Romney will run up huge margins of victory through much of the South, Appalachia, Great Plains and some of the West. He will build on McCain’s already comfortable vote percentages of 60% or more. The other Obama states from Minnesota to Washington to California will have lower Obama vote totals too. Taken together, the rest of the 2008 Obama states and McCain states tipped to Obama by three million. It’s very likely that Romney will have a plurality outside of the East Coast this year.
The 2008 totals are only important for highlighting how important the mid-Atlantic to New England states are for Obama. Right now, the polls show a dead heat at around 49%. The 9-million-vote lead in 2008 happened with Obama getting 52.9% to McCain’s 45.6%. That 9-million-vote cushion doesn’t exist this time.
Take away another half-a-million Obama votes on the East Coast and that translates to slightly less than half a percentage point in Obama’s national vote total. It might not cost him the election, but he might make the annals of history with George W. Bush, Benjamin Harrison and Rutherford Hayes. All became president even though more Americans preferred another candidate in the popular vote. What makes Obama unique is that he would be the first president ever reelected despite losing the popular vote.

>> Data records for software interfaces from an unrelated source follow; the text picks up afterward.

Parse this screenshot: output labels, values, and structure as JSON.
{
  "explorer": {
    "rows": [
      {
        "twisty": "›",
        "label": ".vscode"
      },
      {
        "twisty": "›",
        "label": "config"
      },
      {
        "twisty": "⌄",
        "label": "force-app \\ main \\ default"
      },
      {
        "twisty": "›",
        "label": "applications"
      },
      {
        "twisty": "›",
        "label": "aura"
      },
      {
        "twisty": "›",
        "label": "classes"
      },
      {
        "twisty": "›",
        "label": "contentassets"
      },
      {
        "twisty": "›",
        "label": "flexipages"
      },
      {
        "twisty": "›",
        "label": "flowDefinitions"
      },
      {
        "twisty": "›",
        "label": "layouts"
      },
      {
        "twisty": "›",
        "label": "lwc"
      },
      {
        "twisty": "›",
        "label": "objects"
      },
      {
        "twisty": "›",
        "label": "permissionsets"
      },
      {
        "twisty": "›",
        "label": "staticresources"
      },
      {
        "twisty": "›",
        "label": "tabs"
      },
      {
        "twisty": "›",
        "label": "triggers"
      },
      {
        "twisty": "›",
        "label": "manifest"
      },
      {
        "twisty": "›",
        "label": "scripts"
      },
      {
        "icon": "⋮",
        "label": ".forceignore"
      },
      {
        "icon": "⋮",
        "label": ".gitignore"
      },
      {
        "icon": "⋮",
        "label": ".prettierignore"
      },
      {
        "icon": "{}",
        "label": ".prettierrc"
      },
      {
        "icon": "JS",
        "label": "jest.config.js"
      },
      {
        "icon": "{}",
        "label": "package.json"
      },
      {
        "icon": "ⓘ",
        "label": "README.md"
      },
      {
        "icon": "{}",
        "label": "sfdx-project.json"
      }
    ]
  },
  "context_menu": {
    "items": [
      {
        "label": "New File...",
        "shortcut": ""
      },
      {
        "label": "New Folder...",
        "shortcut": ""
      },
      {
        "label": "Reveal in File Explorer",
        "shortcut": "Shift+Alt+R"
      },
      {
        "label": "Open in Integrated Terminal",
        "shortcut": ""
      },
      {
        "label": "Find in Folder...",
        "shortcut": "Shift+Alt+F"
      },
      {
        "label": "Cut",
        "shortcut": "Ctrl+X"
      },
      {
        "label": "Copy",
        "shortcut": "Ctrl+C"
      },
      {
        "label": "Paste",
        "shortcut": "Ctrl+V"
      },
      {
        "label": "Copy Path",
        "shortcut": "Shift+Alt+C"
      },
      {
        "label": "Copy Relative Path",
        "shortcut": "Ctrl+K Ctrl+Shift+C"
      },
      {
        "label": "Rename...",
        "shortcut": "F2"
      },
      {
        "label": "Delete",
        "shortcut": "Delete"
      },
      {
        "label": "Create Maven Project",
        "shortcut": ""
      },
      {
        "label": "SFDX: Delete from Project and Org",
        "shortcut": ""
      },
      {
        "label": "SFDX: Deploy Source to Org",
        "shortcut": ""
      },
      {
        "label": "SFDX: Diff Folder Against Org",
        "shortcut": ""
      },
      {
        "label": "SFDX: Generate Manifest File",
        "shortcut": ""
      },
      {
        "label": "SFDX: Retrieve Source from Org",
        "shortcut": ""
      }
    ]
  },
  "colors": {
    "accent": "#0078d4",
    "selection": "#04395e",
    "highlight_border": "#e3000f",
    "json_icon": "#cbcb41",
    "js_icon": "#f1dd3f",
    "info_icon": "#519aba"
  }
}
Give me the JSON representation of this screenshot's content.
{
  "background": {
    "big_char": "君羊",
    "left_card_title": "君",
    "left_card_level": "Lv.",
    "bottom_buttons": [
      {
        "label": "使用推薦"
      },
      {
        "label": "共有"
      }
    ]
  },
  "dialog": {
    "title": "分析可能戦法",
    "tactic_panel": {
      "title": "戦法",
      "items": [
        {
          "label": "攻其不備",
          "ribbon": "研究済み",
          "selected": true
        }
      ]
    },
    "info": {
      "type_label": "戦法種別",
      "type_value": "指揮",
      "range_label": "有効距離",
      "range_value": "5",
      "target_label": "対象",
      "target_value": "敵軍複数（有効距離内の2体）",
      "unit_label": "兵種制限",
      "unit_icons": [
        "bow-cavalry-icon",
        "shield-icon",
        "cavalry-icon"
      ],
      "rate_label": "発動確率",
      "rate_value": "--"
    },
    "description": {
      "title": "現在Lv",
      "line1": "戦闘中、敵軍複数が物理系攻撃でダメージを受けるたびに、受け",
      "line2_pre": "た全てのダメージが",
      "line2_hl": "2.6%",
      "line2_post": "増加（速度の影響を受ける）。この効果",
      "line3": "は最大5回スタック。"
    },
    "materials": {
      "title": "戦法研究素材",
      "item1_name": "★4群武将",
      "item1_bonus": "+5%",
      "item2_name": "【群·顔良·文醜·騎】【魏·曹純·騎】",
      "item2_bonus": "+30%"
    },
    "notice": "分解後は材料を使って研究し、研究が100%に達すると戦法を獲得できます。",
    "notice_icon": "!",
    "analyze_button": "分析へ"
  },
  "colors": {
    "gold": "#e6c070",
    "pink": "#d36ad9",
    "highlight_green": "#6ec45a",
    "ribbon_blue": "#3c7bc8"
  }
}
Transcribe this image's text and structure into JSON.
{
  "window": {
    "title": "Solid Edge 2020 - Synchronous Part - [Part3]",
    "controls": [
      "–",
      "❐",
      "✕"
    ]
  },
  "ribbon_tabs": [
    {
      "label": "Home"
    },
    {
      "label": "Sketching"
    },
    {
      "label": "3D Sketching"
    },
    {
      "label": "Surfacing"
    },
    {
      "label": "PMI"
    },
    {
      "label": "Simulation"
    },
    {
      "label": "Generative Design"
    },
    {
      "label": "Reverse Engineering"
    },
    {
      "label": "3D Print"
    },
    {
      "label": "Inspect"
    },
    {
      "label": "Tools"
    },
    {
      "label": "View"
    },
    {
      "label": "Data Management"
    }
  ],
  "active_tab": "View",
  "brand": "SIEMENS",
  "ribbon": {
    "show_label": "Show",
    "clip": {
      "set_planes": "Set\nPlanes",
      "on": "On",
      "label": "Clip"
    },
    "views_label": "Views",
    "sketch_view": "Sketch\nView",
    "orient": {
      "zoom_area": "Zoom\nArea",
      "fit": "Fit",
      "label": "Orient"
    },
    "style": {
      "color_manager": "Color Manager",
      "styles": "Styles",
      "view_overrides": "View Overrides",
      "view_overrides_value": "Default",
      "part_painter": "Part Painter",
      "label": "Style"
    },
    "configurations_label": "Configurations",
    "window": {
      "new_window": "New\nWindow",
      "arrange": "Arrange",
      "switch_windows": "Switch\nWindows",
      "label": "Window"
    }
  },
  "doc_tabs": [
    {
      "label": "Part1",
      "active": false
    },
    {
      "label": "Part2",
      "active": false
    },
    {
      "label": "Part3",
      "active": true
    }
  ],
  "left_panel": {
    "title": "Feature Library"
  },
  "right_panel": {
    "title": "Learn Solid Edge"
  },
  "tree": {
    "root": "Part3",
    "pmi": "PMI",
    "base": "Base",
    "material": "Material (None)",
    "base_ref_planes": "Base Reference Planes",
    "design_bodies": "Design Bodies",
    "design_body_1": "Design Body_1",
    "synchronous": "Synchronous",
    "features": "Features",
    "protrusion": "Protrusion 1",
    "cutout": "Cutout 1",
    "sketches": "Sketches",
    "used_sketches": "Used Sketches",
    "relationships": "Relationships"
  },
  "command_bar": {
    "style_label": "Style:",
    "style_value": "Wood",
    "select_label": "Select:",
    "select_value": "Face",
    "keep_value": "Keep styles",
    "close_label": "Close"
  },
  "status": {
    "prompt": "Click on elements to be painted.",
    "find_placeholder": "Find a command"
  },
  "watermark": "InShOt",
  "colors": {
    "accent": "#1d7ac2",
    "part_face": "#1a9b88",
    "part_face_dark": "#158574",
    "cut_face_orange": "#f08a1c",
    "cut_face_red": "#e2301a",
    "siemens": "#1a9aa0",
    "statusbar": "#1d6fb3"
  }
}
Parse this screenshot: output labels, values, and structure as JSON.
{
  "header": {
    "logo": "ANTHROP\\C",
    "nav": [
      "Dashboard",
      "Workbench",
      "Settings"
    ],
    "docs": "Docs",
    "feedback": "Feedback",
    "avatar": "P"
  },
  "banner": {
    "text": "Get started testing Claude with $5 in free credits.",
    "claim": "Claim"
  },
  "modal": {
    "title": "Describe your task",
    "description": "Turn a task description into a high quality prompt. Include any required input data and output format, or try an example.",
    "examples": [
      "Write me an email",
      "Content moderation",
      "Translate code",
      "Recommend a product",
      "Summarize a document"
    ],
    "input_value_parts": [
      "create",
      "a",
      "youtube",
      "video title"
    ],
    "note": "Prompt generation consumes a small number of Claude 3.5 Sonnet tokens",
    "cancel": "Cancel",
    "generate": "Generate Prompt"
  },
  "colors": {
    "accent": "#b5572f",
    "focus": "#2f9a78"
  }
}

If Obama thinks the Republican Party was being obstructionist to him in his first term, he probably can’t even imagine how the next four years could be when they consider him an illegitimate president.